* _Assigned task_: Go through the entries one line at a time, and gather every line that has the word "night".

* _Data extract_:

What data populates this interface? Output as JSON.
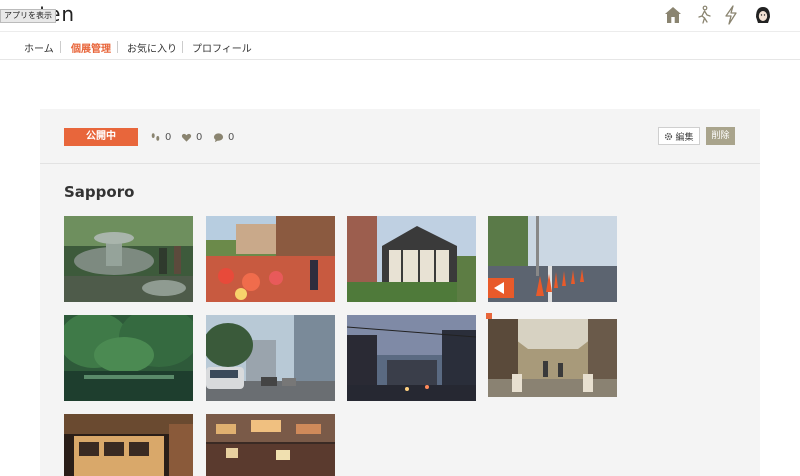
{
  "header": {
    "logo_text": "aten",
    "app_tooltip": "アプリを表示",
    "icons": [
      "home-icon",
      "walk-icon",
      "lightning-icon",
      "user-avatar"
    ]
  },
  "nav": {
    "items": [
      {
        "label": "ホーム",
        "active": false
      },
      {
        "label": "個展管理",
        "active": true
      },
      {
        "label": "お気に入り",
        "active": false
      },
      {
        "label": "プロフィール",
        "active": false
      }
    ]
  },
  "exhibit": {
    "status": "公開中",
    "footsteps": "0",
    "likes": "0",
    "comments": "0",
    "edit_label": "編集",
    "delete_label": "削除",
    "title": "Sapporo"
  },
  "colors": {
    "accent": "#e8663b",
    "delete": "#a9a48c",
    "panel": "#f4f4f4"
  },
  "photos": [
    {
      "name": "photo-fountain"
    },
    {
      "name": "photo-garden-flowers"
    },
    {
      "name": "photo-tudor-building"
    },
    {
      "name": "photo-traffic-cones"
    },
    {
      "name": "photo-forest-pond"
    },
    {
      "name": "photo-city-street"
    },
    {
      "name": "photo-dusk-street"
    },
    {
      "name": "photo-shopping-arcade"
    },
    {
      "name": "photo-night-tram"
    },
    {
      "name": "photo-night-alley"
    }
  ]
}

* _Solution to this exercise_:
      "name": "photo-night-tram"
      "name": "photo-night-alley"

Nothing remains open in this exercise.